Live Interactive Sessions: Tuesdays: September 29, October 6 & 13, from 2-4 PM ET. Plus, self-guided options and additional bonus content offered so you can follow along at your own pace.
Library staff at all levels within their organizations have the power—and the responsibility—to help cultivate an antiracist culture, from evaluating spaces, programs, services, and collections to examining policies and practices to reflecting on one’s own implicit biases. Creating an internal culture founded on principles of equity, diversity, and inclusion is essential to building a community-centered library that meets the needs and expectations of its users.
In this course, you will learn about the concrete actions library leaders are taking to make their libraries antiracist today and in the future, and the tools that make it possible. Practical coursework, along with targeted support, will take you from theory to application, helping you to transform your library services to better meet the needs of all your users—and bring in new ones.
Certificate of Completion Provided
15 PD credits available
When you attend this interactive online course, you’ll come away with:
- The tools necessary to audit current library collections and programs through a culturally competent lens
- The ability to assess the inclusiveness of current collection development and RA practices, acquisitions, marketing, plus assessing scheduling practices, branch hours, and staff hiring and retention
- The ability to recognize common problematic stereotypes, tropes, and microaggressions in media
- A refresher on key diversity and cultural literacy concepts such as white privilege, unconscious bias, cultural appropriation, and intersectionality
The course features live guest speakers in interactive sessions with Q&A as well as self-guided assignments, readings, and weekly discussion topics to support deeper learning. You’ll work in small groups with facilitators experienced in anti-oppression work to complete assignments and field research that will fuel your diversity initiatives…”
Date: September 23, 2020 11:00am – September 23, 2020 04:30pm

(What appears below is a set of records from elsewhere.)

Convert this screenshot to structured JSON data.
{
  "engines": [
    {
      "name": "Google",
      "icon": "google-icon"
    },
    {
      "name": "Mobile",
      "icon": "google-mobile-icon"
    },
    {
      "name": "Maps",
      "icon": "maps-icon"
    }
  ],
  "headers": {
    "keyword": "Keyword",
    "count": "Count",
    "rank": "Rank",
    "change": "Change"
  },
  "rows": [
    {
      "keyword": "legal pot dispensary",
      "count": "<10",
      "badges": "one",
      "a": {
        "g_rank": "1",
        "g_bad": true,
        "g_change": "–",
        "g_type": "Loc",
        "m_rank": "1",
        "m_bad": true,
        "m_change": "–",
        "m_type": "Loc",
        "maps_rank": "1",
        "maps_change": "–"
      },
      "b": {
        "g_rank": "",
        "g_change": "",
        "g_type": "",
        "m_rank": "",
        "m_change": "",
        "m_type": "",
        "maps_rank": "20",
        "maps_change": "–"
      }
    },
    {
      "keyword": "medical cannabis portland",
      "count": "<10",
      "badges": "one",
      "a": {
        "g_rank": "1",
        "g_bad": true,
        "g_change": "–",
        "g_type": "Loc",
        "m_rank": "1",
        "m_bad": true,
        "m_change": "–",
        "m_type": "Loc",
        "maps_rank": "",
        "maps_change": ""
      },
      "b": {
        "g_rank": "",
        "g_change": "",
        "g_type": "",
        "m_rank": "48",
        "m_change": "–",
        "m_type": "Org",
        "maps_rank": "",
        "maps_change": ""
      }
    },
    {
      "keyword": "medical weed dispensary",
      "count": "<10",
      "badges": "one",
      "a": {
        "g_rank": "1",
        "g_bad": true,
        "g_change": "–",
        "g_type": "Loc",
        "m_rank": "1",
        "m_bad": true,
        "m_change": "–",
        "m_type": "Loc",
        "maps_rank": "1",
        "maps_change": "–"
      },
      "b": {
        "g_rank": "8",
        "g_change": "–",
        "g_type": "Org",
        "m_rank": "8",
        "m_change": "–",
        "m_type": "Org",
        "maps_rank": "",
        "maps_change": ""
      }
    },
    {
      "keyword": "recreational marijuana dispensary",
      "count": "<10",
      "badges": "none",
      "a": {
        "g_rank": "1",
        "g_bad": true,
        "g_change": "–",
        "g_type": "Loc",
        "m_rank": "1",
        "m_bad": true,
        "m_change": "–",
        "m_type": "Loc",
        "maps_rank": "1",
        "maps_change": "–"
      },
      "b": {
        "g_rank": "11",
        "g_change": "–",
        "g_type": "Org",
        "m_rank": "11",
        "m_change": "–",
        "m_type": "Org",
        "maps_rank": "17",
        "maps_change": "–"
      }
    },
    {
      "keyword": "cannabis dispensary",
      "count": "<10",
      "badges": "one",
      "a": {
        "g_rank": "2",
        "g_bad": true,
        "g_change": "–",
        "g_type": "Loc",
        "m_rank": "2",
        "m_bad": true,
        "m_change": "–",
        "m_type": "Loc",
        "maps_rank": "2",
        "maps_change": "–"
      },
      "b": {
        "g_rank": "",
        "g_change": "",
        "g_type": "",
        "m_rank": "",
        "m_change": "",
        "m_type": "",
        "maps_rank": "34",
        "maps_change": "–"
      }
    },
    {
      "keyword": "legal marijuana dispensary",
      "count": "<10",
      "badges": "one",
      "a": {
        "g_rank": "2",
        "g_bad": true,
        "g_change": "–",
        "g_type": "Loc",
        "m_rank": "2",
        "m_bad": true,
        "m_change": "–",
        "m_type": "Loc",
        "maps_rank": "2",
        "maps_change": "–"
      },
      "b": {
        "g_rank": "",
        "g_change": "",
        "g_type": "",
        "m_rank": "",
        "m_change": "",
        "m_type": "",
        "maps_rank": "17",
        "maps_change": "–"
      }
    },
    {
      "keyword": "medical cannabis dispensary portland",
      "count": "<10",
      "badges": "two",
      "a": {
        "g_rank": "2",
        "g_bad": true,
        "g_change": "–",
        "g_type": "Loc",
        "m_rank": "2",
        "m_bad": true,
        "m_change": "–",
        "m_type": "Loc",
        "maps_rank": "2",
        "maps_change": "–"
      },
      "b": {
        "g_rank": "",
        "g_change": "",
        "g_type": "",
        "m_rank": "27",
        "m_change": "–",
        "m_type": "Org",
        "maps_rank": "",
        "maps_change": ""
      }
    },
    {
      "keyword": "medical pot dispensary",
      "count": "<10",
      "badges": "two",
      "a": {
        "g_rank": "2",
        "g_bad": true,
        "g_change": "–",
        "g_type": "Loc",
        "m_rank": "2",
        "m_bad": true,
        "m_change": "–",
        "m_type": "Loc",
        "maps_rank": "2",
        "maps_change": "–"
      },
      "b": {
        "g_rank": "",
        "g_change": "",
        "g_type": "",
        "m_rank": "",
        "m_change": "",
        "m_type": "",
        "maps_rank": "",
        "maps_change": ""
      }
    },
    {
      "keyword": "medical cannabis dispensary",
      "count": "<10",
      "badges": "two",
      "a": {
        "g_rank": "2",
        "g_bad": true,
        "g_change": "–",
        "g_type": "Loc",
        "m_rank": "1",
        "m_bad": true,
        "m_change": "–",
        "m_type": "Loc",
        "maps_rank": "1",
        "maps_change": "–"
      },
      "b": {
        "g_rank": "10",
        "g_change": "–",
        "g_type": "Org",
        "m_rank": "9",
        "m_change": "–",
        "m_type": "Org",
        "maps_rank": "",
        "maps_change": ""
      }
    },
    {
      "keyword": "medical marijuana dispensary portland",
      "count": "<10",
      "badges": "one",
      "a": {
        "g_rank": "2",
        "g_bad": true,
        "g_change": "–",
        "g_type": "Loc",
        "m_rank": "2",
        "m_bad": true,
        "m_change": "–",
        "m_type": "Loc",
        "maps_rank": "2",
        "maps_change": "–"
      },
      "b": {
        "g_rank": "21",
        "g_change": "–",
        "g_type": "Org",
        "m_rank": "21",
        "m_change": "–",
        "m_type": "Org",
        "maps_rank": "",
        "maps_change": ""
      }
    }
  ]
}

Registration closes on September 22, 2020 05:00pm.
The theme of this year’s Humanities Roundtable is building better — better diversity, better accessibility, better technology — in order to develop a more diverse, inclusive, and equitable humanities community. From the complexities of controlled vocabularies and thesauri in the humanities, to dealing with historically offensive language, and from defining accessibility in a humanities context to designing for it, our speakers will touch on many of the critical changes the digital humanities need.None of this is simple but, at the same time, if we work together to find solutions, it’s not impossible. By bringing together stakeholders from across our community — librarians, publishers, technology providers — this year’s Roundtable will kickstart a discussion on the practical requirements and implications of delivering a more diverse, a more accessible, a better information environment for the digital humanities community.
The event will include small group breakout sessions to encourage attendees from a range of stakeholder communities to engage productively with one another and to collaborate in identifying next steps.
Confirmed speakers include, among others, Marti Heyman, Executive Director, Metadata Strategy and Operations, OCLC; Bethan Tovey-Walsh, PhD researcher, CorCenCC/Swansea University; Michelle Urberg, Metadata Librarian, Proquest; Dave Tell, Ph.D., Co-Director, Institute for Digital Research in the Humanities, University of Kansas; Mark Puente, Associate Dean for Diversity, Inclusion and Organizational Development, Purdue University; Susan Doerr, Associate Director, University of Minnesota Press, and Rebecca Blakiston, User Experience Strategist, University of Arizona.
According to Publishers Weekly “ReBoot: Books, Business, and Reading,” a virtual conference aimed at preparing the publishing industry for 2021, has been set for October 13. Organized by publishing veterans Carlo Carrenho, Klaus-Peter Stegen, and Rüdiger Wischenbart, the conference will bring together key actors and thought leaders from large as well as independent publishing and bookselling organizations, infrastructure providers, and innovators to assess the status of the international publishing industry and share perspectives and strategies for a “reboot,” the organizers said.
In advance of the conference, the organizers have started “preparation tracks” intended to gather data and case studies on recent market developments. Areas of the ReBoot focus will be: publishers, with a focus on running virtual operations; bookselling, with a focus on bringing books to consumers; suppliers, with a focus on building hybrid and cross-media fulfillment process; and consumers, with a focus on “keeping eyes and ears on books.” Interested parties are invited by the organizers to offer insights into the current market conditions here.
New releases from the 2020 Professional Development series continue through August! Discover the following sessions this week and next!
- The Changing Academic Publishing Landscape in China: Is China Ready to Build Its Own Ship
- Women of Color in Conversation: Leadership, Bias, and Inclusive Workplace Culture
- AI Goes from Disruptive to Imperative
- Bringing Diverse Perspectives into Scholarly Marketing and Communications: Calls to Actions Towards Global Outreach for Global Change
- “Revolutionary” Standards–An Oxymoron or a Reality?